▶ What needs to be done:
Your task is to retype every entry exactly, omitting nothing.

::: Available data

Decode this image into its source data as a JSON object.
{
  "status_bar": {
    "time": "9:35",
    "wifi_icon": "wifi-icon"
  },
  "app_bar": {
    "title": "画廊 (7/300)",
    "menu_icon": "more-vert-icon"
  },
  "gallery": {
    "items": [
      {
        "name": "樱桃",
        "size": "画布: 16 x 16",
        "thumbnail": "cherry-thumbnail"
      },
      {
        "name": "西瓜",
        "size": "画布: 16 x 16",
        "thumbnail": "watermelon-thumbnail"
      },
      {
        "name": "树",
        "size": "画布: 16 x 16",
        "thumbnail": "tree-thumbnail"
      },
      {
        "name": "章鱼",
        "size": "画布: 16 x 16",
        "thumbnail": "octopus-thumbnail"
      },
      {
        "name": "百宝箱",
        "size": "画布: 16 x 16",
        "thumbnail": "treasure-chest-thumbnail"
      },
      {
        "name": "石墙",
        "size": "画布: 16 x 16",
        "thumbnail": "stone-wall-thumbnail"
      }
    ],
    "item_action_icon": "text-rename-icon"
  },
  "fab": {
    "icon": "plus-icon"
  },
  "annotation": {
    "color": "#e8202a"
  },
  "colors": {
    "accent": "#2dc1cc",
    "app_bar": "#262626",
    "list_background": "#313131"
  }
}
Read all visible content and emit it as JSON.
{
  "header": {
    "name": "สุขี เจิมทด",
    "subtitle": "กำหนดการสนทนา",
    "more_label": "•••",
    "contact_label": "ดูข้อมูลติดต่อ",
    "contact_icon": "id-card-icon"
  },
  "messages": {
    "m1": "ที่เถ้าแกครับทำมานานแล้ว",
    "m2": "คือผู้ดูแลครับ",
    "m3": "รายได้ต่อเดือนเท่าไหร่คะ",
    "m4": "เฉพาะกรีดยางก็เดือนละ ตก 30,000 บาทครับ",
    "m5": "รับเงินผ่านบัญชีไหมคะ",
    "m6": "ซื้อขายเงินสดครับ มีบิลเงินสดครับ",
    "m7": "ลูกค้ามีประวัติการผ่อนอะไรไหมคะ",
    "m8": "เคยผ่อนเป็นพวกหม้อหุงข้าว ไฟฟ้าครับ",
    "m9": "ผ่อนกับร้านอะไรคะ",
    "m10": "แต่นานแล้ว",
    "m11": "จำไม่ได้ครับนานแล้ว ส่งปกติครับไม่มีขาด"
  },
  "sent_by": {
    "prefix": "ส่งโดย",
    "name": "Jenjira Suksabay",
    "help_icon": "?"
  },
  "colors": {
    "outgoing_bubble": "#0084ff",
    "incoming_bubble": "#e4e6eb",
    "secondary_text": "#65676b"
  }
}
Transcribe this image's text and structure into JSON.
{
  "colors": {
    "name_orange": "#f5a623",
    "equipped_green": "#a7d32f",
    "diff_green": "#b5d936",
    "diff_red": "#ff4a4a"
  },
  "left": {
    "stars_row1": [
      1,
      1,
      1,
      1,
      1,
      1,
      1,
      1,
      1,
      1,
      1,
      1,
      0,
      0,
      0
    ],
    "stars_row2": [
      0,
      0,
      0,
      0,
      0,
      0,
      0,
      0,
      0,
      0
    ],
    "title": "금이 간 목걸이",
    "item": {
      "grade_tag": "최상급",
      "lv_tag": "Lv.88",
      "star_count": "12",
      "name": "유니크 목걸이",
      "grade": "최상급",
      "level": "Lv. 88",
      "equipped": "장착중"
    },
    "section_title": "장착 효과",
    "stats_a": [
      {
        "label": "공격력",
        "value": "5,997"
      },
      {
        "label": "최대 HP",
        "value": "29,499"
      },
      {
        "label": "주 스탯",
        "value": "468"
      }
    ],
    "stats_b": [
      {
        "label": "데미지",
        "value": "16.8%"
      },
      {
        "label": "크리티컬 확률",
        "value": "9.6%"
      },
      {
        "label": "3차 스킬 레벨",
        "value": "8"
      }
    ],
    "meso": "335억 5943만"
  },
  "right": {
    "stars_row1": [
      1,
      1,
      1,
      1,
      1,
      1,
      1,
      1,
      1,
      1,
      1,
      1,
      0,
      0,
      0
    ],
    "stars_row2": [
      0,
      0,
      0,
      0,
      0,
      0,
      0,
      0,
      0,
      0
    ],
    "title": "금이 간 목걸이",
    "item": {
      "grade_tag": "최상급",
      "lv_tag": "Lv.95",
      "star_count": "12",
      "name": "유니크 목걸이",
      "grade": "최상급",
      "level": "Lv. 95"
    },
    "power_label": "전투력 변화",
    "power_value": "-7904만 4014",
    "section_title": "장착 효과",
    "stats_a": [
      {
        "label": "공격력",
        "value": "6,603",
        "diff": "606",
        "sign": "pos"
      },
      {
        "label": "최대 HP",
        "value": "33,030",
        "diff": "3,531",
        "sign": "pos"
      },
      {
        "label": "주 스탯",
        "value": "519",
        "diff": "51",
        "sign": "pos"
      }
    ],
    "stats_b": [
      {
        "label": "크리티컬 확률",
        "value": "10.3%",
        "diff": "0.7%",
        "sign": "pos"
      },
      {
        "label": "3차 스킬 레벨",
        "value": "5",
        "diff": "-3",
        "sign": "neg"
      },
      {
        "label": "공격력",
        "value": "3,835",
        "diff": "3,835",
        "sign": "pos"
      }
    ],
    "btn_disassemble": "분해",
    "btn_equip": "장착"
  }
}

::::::

▶ Answer:
Decode this image into its source data as a JSON object.
{
  "status_bar": {
    "time": "9:35",
    "wifi_icon": "wifi-icon"
  },
  "app_bar": {
    "title": "画廊 (7/300)",
    "menu_icon": "more-vert-icon"
  },
  "gallery": {
    "items": [
      {
        "name": "樱桃",
        "size": "画布: 16 x 16",
        "thumbnail": "cherry-thumbnail"
      },
      {
        "name": "西瓜",
        "size": "画布: 16 x 16",
        "thumbnail": "watermelon-thumbnail"
      },
      {
        "name": "树",
        "size": "画布: 16 x 16",
        "thumbnail": "tree-thumbnail"
      },
      {
        "name": "章鱼",
        "size": "画布: 16 x 16",
        "thumbnail": "octopus-thumbnail"
      },
      {
        "name": "百宝箱",
        "size": "画布: 16 x 16",
        "thumbnail": "treasure-chest-thumbnail"
      },
      {
        "name": "石墙",
        "size": "画布: 16 x 16",
        "thumbnail": "stone-wall-thumbnail"
      }
    ],
    "item_action_icon": "text-rename-icon"
  },
  "fab": {
    "icon": "plus-icon"
  },
  "annotation": {
    "color": "#e8202a"
  },
  "colors": {
    "accent": "#2dc1cc",
    "app_bar": "#262626",
    "list_background": "#313131"
  }
}
Read all visible content and emit it as JSON.
{
  "header": {
    "name": "สุขี เจิมทด",
    "subtitle": "กำหนดการสนทนา",
    "more_label": "•••",
    "contact_label": "ดูข้อมูลติดต่อ",
    "contact_icon": "id-card-icon"
  },
  "messages": {
    "m1": "ที่เถ้าแกครับทำมานานแล้ว",
    "m2": "คือผู้ดูแลครับ",
    "m3": "รายได้ต่อเดือนเท่าไหร่คะ",
    "m4": "เฉพาะกรีดยางก็เดือนละ ตก 30,000 บาทครับ",
    "m5": "รับเงินผ่านบัญชีไหมคะ",
    "m6": "ซื้อขายเงินสดครับ มีบิลเงินสดครับ",
    "m7": "ลูกค้ามีประวัติการผ่อนอะไรไหมคะ",
    "m8": "เคยผ่อนเป็นพวกหม้อหุงข้าว ไฟฟ้าครับ",
    "m9": "ผ่อนกับร้านอะไรคะ",
    "m10": "แต่นานแล้ว",
    "m11": "จำไม่ได้ครับนานแล้ว ส่งปกติครับไม่มีขาด"
  },
  "sent_by": {
    "prefix": "ส่งโดย",
    "name": "Jenjira Suksabay",
    "help_icon": "?"
  },
  "colors": {
    "outgoing_bubble": "#0084ff",
    "incoming_bubble": "#e4e6eb",
    "secondary_text": "#65676b"
  }
}
Transcribe this image's text and structure into JSON.
{
  "colors": {
    "name_orange": "#f5a623",
    "equipped_green": "#a7d32f",
    "diff_green": "#b5d936",
    "diff_red": "#ff4a4a"
  },
  "left": {
    "stars_row1": [
      1,
      1,
      1,
      1,
      1,
      1,
      1,
      1,
      1,
      1,
      1,
      1,
      0,
      0,
      0
    ],
    "stars_row2": [
      0,
      0,
      0,
      0,
      0,
      0,
      0,
      0,
      0,
      0
    ],
    "title": "금이 간 목걸이",
    "item": {
      "grade_tag": "최상급",
      "lv_tag": "Lv.88",
      "star_count": "12",
      "name": "유니크 목걸이",
      "grade": "최상급",
      "level": "Lv. 88",
      "equipped": "장착중"
    },
    "section_title": "장착 효과",
    "stats_a": [
      {
        "label": "공격력",
        "value": "5,997"
      },
      {
        "label": "최대 HP",
        "value": "29,499"
      },
      {
        "label": "주 스탯",
        "value": "468"
      }
    ],
    "stats_b": [
      {
        "label": "데미지",
        "value": "16.8%"
      },
      {
        "label": "크리티컬 확률",
        "value": "9.6%"
      },
      {
        "label": "3차 스킬 레벨",
        "value": "8"
      }
    ],
    "meso": "335억 5943만"
  },
  "right": {
    "stars_row1": [
      1,
      1,
      1,
      1,
      1,
      1,
      1,
      1,
      1,
      1,
      1,
      1,
      0,
      0,
      0
    ],
    "stars_row2": [
      0,
      0,
      0,
      0,
      0,
      0,
      0,
      0,
      0,
      0
    ],
    "title": "금이 간 목걸이",
    "item": {
      "grade_tag": "최상급",
      "lv_tag": "Lv.95",
      "star_count": "12",
      "name": "유니크 목걸이",
      "grade": "최상급",
      "level": "Lv. 95"
    },
    "power_label": "전투력 변화",
    "power_value": "-7904만 4014",
    "section_title": "장착 효과",
    "stats_a": [
      {
        "label": "공격력",
        "value": "6,603",
        "diff": "606",
        "sign": "pos"
      },
      {
        "label": "최대 HP",
        "value": "33,030",
        "diff": "3,531",
        "sign": "pos"
      },
      {
        "label": "주 스탯",
        "value": "519",
        "diff": "51",
        "sign": "pos"
      }
    ],
    "stats_b": [
      {
        "label": "크리티컬 확률",
        "value": "10.3%",
        "diff": "0.7%",
        "sign": "pos"
      },
      {
        "label": "3차 스킬 레벨",
        "value": "5",
        "diff": "-3",
        "sign": "neg"
      },
      {
        "label": "공격력",
        "value": "3,835",
        "diff": "3,835",
        "sign": "pos"
      }
    ],
    "btn_disassemble": "분해",
    "btn_equip": "장착"
  }
}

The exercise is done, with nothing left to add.